DATA IN THIS EXERCISE START

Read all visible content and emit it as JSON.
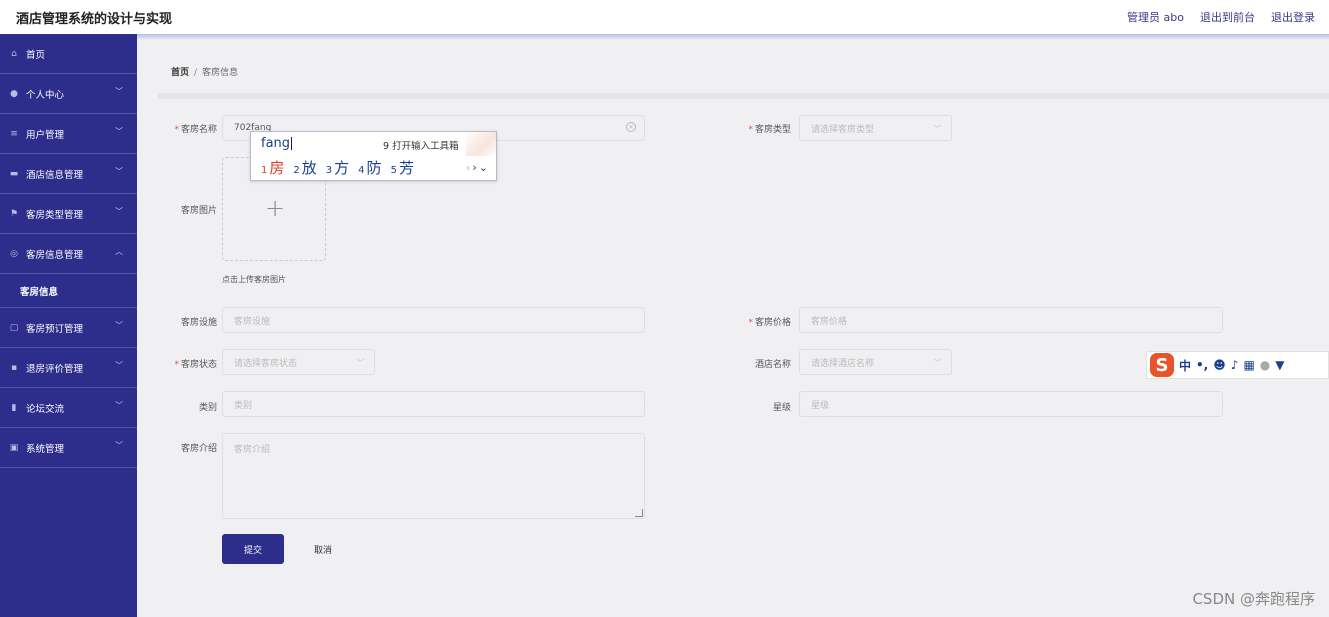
{
  "header": {
    "title": "酒店管理系统的设计与实现",
    "user_label": "管理员 abo",
    "front_link": "退出到前台",
    "logout_link": "退出登录"
  },
  "sidebar": {
    "items": [
      {
        "label": "首页",
        "icon": "home-icon"
      },
      {
        "label": "个人中心",
        "icon": "user-icon"
      },
      {
        "label": "用户管理",
        "icon": "menu-icon"
      },
      {
        "label": "酒店信息管理",
        "icon": "hotel-icon"
      },
      {
        "label": "客房类型管理",
        "icon": "flag-icon"
      },
      {
        "label": "客房信息管理",
        "icon": "info-icon"
      },
      {
        "label": "客房预订管理",
        "icon": "book-icon"
      },
      {
        "label": "退房评价管理",
        "icon": "comment-icon"
      },
      {
        "label": "论坛交流",
        "icon": "forum-icon"
      },
      {
        "label": "系统管理",
        "icon": "system-icon"
      }
    ],
    "sub_item": "客房信息"
  },
  "breadcrumb": {
    "home": "首页",
    "sep": "/",
    "current": "客房信息"
  },
  "form": {
    "room_name": {
      "label": "客房名称",
      "value": "702fang"
    },
    "room_type": {
      "label": "客房类型",
      "placeholder": "请选择客房类型"
    },
    "room_image": {
      "label": "客房图片",
      "tip": "点击上传客房图片"
    },
    "facility": {
      "label": "客房设施",
      "placeholder": "客房设施"
    },
    "price": {
      "label": "客房价格",
      "placeholder": "客房价格"
    },
    "status": {
      "label": "客房状态",
      "placeholder": "请选择客房状态"
    },
    "hotel_name": {
      "label": "酒店名称",
      "placeholder": "请选择酒店名称"
    },
    "category": {
      "label": "类别",
      "placeholder": "类别"
    },
    "star": {
      "label": "星级",
      "placeholder": "星级"
    },
    "intro": {
      "label": "客房介绍",
      "placeholder": "客房介绍"
    },
    "submit": "提交",
    "cancel": "取消"
  },
  "ime": {
    "composition": "fang",
    "toolbox": "9 打开输入工具箱",
    "candidates": [
      {
        "n": "1",
        "c": "房"
      },
      {
        "n": "2",
        "c": "放"
      },
      {
        "n": "3",
        "c": "方"
      },
      {
        "n": "4",
        "c": "防"
      },
      {
        "n": "5",
        "c": "芳"
      }
    ],
    "bar_logo": "S",
    "bar_mode": "中"
  },
  "watermark": "CSDN @奔跑程序"
}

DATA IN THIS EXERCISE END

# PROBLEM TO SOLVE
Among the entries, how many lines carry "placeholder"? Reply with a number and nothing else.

# REPLY
8